Construction on a 24-storey waterfront hotel with convention space was scheduled to start in fall 2016 in Kelowna. The new Okanagan Centre for Innovation, replete with technology-based companies, was scheduled to open by the end of the year in the heart of downtown. The Delta hotel on the waterfront, which is the city’s largest convention hotel, is experiencing an $8 million upgrade. Its conference centre can host up to 1,500 guests in over 34,000 square feet of meeting space. An airport hotel and the University of British Columbia Okanagan campus offer meetings spaces.

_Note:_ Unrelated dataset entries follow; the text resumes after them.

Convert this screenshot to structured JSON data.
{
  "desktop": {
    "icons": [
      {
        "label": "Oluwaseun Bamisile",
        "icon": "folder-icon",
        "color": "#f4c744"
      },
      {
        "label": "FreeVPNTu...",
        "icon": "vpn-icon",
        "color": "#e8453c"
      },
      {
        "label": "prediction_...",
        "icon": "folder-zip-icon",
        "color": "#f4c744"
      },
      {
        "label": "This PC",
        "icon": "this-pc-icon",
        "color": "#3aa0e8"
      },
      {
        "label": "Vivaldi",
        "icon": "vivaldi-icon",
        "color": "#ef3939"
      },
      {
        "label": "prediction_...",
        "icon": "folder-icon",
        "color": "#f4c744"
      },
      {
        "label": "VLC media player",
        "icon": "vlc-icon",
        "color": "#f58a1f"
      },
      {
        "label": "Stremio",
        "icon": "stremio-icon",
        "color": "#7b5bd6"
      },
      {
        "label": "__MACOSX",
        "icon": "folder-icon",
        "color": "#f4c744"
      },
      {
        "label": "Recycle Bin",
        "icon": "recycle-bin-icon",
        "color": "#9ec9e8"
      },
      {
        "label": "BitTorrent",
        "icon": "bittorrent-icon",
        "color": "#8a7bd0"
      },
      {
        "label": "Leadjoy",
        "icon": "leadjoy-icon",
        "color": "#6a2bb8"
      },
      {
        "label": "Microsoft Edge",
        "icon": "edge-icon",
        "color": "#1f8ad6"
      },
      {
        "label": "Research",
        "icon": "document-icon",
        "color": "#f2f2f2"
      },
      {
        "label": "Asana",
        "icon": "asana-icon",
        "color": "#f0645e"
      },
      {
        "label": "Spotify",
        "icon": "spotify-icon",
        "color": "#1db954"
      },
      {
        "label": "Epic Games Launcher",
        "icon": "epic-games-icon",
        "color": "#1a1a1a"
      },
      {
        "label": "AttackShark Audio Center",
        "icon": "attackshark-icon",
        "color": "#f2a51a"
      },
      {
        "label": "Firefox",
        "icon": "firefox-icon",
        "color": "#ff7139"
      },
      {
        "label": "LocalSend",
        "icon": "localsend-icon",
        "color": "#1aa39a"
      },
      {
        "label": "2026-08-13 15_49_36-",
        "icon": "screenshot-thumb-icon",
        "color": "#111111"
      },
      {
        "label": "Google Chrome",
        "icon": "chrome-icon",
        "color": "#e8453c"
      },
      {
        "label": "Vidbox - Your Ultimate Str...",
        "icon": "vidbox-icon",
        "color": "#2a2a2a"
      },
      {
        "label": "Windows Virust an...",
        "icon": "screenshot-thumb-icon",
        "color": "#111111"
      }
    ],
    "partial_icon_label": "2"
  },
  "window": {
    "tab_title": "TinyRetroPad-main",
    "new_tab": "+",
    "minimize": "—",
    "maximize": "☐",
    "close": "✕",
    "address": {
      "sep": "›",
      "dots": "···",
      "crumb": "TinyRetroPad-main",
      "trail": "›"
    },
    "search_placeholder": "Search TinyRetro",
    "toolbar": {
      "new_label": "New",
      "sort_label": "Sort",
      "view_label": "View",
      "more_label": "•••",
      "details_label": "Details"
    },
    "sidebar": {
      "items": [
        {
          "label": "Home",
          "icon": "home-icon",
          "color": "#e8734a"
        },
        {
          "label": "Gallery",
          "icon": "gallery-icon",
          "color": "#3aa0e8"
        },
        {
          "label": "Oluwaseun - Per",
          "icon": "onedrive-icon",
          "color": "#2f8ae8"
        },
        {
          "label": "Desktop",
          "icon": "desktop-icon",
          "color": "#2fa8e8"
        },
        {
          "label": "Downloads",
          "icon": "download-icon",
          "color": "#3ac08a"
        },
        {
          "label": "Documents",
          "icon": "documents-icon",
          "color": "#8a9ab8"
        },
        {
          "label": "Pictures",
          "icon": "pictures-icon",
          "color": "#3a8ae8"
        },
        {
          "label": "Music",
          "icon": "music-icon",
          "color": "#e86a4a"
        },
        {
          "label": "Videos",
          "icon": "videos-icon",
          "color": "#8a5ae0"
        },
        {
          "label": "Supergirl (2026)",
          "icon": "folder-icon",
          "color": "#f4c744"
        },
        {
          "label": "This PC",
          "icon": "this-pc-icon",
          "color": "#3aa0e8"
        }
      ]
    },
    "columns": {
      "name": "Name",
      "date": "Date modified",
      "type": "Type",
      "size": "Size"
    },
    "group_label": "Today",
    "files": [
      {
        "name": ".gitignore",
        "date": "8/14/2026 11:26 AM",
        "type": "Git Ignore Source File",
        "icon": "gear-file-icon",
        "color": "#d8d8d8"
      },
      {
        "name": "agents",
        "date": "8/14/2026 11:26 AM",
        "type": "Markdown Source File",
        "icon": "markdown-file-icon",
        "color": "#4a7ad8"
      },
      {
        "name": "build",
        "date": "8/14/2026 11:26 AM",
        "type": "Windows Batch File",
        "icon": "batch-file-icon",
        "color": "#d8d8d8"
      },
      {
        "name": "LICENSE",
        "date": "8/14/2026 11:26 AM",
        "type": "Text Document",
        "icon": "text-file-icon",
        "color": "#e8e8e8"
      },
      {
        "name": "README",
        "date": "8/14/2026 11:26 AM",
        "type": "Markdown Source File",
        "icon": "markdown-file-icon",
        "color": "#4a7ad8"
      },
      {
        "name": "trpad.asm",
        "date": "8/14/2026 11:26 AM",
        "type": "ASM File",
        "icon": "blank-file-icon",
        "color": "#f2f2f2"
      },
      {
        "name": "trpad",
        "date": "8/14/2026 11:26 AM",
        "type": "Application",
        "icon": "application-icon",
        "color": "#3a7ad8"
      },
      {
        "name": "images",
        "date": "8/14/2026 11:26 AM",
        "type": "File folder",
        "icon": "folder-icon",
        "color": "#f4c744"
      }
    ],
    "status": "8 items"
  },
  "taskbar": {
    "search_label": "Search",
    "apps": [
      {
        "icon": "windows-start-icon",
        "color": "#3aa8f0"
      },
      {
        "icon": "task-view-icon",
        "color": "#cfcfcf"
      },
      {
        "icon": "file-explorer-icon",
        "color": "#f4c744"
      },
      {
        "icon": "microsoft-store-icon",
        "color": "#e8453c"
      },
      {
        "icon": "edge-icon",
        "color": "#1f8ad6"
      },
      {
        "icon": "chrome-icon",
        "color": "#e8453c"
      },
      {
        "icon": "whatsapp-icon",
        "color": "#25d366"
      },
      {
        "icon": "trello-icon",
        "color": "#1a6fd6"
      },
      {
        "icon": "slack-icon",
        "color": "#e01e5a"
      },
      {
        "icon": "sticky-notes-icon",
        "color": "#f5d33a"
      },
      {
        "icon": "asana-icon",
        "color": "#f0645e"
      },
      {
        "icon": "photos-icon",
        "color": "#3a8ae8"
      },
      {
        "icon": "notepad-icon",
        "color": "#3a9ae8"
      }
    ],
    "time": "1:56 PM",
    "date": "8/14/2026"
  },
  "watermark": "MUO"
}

Elsewhere, The Rise golf course above Okanagan Lake near Vernon, which came under new management in 2014, will have corporate space when it opens a new clubhouse in 2018. Tobiano Golf Course overlooking Kamloops Lake is building a 17-suite golf lodge so out-of-towners can stay within walking distance of the first tee.
The Fairfield Inn & Suites by Marriott and Cascades Casino recently opened their doors in Kamloops. Both offer space for smaller corporate gatherings, like annual general meetings or intimate gatherings with food and wine pairings, while larger events tend to gravitate toward the Coast Kamloops Hotel & Conference Centre or Thompson Rivers University.
Originally built as a movie theatre in the 1930s, the Rex has been restored as a rather unique meeting space in Kamloops with a 3,000-square-foot auditorium.
The Rise golf course above Okanagan Lake in Vernon, under new management, will have corporate space when it opens a new clubhouse in 2018 | Submitted
The really big players naturally gravitate toward the Penticton Trade and Convention Centre. With 60,000 square feet of meeting and exhibit space, it bills itself as the largest trade and convention facility in the province outside of the Lower Mainland.
The Ramada and the Lakeside Resort, which is adding 70 rooms with further plans to build the world’s tallest wood tower at 22 storeys, also have facilities in Penticton for the sororities, aviation companies and other smaller outfits that want to hold conferences with a hotel attached. As part of all the moving and shaking, the Cascades Casino is scheduled to open in the South Okanagan Events Centre in 2017.
The Okanagan’s famous vineyards also seem to be booming, with two new wineries. The Indigenous World Winery was opened this summer by Westbank First Nation Chief Robert Louie and his wife, Bernice, and the new Tuscany-styled Grizzli Winery has just been opened by Taiwanese-born John Chang, who founded the Lulu Island Winery in Richmond, B.C. With outdoor gardens, ample parking and a 150-seat restaurant offering indoor and outdoor seating, Chang is hoping to attract corporate events among other activities.
The expansion of wine country is a key economic driver in the region, says Colleen Pennington, economic development officer for Penticton.
“There’s no question people are looking to wine country as a destination more and more. It has clearly changed the way the area operates.” Guest blog courtesy of Business in Vancouver: By Yvonne Zacharias Nov. 14, 2016